Questions? Contact Dave Carlon or Sarah Kingston

Dave Carlon, Associate Professor of Biology, and Director of the Bowdoin Marine Laboratory
232 Druckenmiller Hall
Phone: 207-798-4364, e-mail: dcarlon@bowdoin.edu

Sarah Kingston, Doherty Marine biology Postdoctoral Scholar
109 Bannister Hall
E-mail: skingsto@bowdoin.edu

Message from the Director

 

Dave Carlon, Director of the Bowdoin Marine Laboratory
Dave Carlon, Director of the Bowdoin Marine Laboratory

The Bowdoin Marine Laboratory  is the scientific component of Bowdoin’s Coastal Studies Center. Our amazing site includes 118 acres of coastal spruce-pine forest and 8 miles of coastline. Our accessible location, and diversity of natural habitats opens up a wide range of marine, estuarine, and terrestrial research and teaching possibilities.

As the Bowdoin Marine Laboratory’s new Director, my job is to facilitate an expansion of research and teaching programs. Our growth will require new infrastructure and instrumentation. I am working with the Bowdoin administration, faculty, and staff on a strategic plan that includes a new “dry” teaching and research building, new housing, and new instrumentation to monitor climate change. This year we will begin work increasing the capabilities of our wet lab and building our small boat program. Our short history includes outstanding research from our Bowdoin community and friends from other institutions (see our list of publications). I would like to build on this intellectual platform and grow the breadth and depth of the research and teaching activities anchored by the BML by recruiting new researchers and new students from Bowdoin and beyond.

The Bowdoin Marine Laboratory has an outstanding geographical and ecological position for understanding the biological impacts of climate change. We are located within the Gulf of Maine ecosystem, a historically cold and productive body of water that has undergone a recent warming. Our coastal location and 8 km shoreline on Harpswell Sound, provide immediate access to tidally driven coastal and estuarine habitats, predicted to uniquely respond to increased warming due to high productivity and close linkages with terrestrial systems.
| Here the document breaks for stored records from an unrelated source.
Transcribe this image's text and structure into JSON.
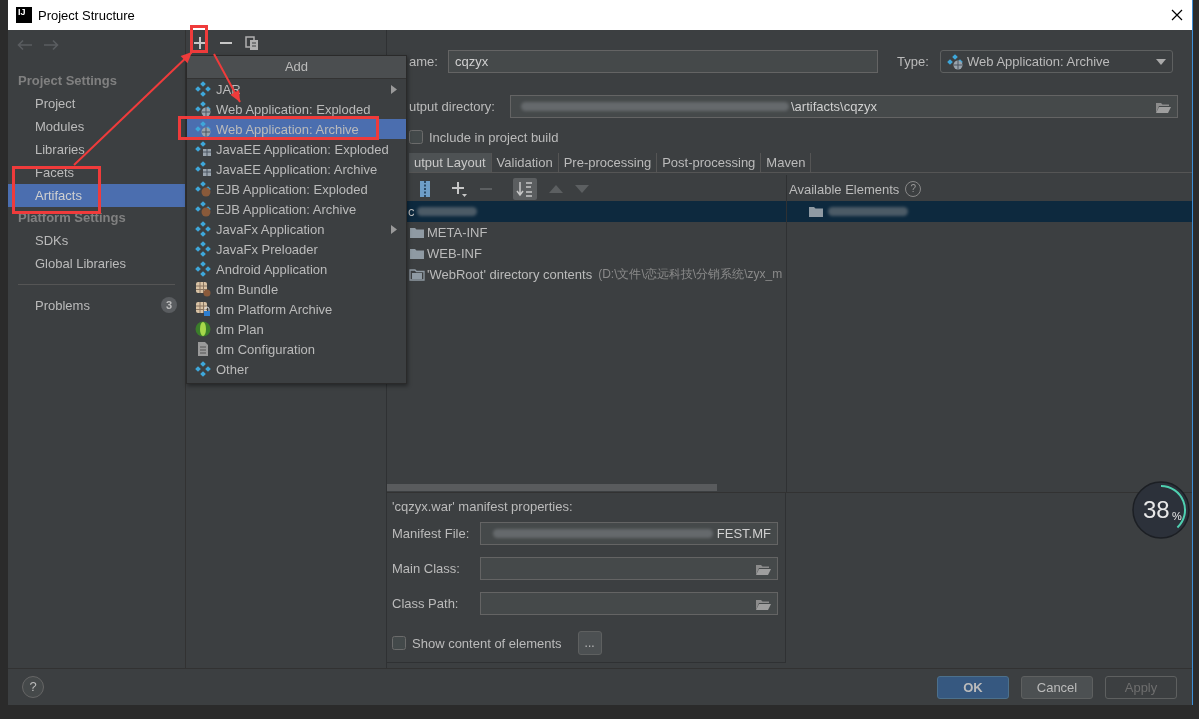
{
  "window": {
    "logo": "IJ",
    "title": "Project Structure"
  },
  "sidebar": {
    "sections": [
      {
        "header": "Project Settings",
        "items": [
          {
            "label": "Project",
            "selected": false
          },
          {
            "label": "Modules",
            "selected": false
          },
          {
            "label": "Libraries",
            "selected": false
          },
          {
            "label": "Facets",
            "selected": false
          },
          {
            "label": "Artifacts",
            "selected": true
          }
        ]
      },
      {
        "header": "Platform Settings",
        "items": [
          {
            "label": "SDKs",
            "selected": false
          },
          {
            "label": "Global Libraries",
            "selected": false
          }
        ]
      }
    ],
    "problems": {
      "label": "Problems",
      "count": "3"
    }
  },
  "add_menu": {
    "title": "Add",
    "items": [
      {
        "label": "JAR",
        "kind": "diamond",
        "submenu": true,
        "selected": false
      },
      {
        "label": "Web Application: Exploded",
        "kind": "web",
        "submenu": false,
        "selected": false
      },
      {
        "label": "Web Application: Archive",
        "kind": "web",
        "submenu": false,
        "selected": true
      },
      {
        "label": "JavaEE Application: Exploded",
        "kind": "javaee",
        "submenu": false,
        "selected": false
      },
      {
        "label": "JavaEE Application: Archive",
        "kind": "javaee",
        "submenu": false,
        "selected": false
      },
      {
        "label": "EJB Application: Exploded",
        "kind": "ejb",
        "submenu": false,
        "selected": false
      },
      {
        "label": "EJB Application: Archive",
        "kind": "ejb",
        "submenu": false,
        "selected": false
      },
      {
        "label": "JavaFx Application",
        "kind": "diamond",
        "submenu": true,
        "selected": false
      },
      {
        "label": "JavaFx Preloader",
        "kind": "diamond",
        "submenu": false,
        "selected": false
      },
      {
        "label": "Android Application",
        "kind": "diamond",
        "submenu": false,
        "selected": false
      },
      {
        "label": "dm Bundle",
        "kind": "bundle",
        "submenu": false,
        "selected": false
      },
      {
        "label": "dm Platform Archive",
        "kind": "bundle-lock",
        "submenu": false,
        "selected": false
      },
      {
        "label": "dm Plan",
        "kind": "plan",
        "submenu": false,
        "selected": false
      },
      {
        "label": "dm Configuration",
        "kind": "config",
        "submenu": false,
        "selected": false
      },
      {
        "label": "Other",
        "kind": "diamond",
        "submenu": false,
        "selected": false
      }
    ]
  },
  "editor": {
    "name": {
      "label": "ame:",
      "value": "cqzyx"
    },
    "type": {
      "label": "Type:",
      "value": "Web Application: Archive"
    },
    "output_directory": {
      "label": "utput directory:",
      "value": "\\artifacts\\cqzyx"
    },
    "include_in_build": {
      "label": "Include in project build",
      "checked": false
    },
    "tabs": [
      {
        "label": "utput Layout",
        "selected": true
      },
      {
        "label": "Validation",
        "selected": false
      },
      {
        "label": "Pre-processing",
        "selected": false
      },
      {
        "label": "Post-processing",
        "selected": false
      },
      {
        "label": "Maven",
        "selected": false
      }
    ],
    "available_elements": {
      "label": "Available Elements",
      "help": "?"
    },
    "tree": [
      {
        "label": "c",
        "kind": "root",
        "selected": true
      },
      {
        "label": "META-INF",
        "kind": "folder",
        "selected": false
      },
      {
        "label": "WEB-INF",
        "kind": "folder",
        "selected": false
      },
      {
        "label": "'WebRoot' directory contents",
        "path": "(D:\\文件\\恋远科技\\分销系统\\zyx_m",
        "kind": "source",
        "selected": false
      }
    ],
    "manifest": {
      "title": "'cqzyx.war' manifest properties:",
      "fields": [
        {
          "label": "Manifest File:",
          "value": "FEST.MF",
          "kind": "text"
        },
        {
          "label": "Main Class:",
          "kind": "browse"
        },
        {
          "label": "Class Path:",
          "kind": "browse"
        }
      ],
      "show_content": {
        "label": "Show content of elements",
        "checked": false
      },
      "more_button": "..."
    }
  },
  "footer": {
    "help": "?",
    "buttons": [
      {
        "label": "OK",
        "kind": "default",
        "disabled": false
      },
      {
        "label": "Cancel",
        "kind": "normal",
        "disabled": false
      },
      {
        "label": "Apply",
        "kind": "normal",
        "disabled": true
      }
    ]
  },
  "usage_gauge": {
    "value": "38",
    "unit": "%",
    "level": 0.38
  }
}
Speaking of land, our peninsula on Orr’s Island includes 118 acres of upland forest, and I am strongly encouraging new courses and research that can capitalize on the terrestrial side of the Coastal Studies Center on Orr’s Island.

Come visit us on Orr’s Island to tour the facilities and see our stunning linkages between land and sea.
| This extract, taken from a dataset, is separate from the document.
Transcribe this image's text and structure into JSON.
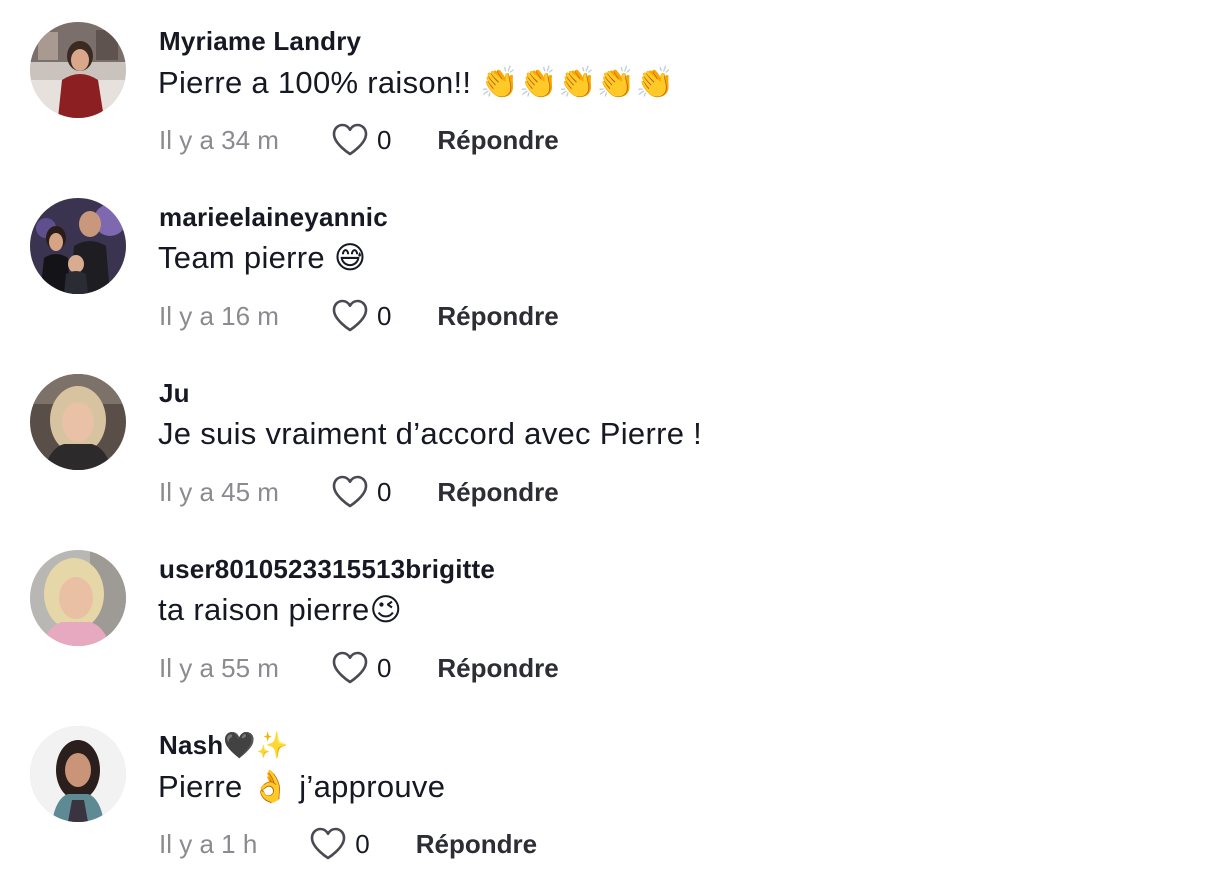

Dave Carlon, Director of the Bowdoin Marine Laboratory dcarlon@bowdoin.edu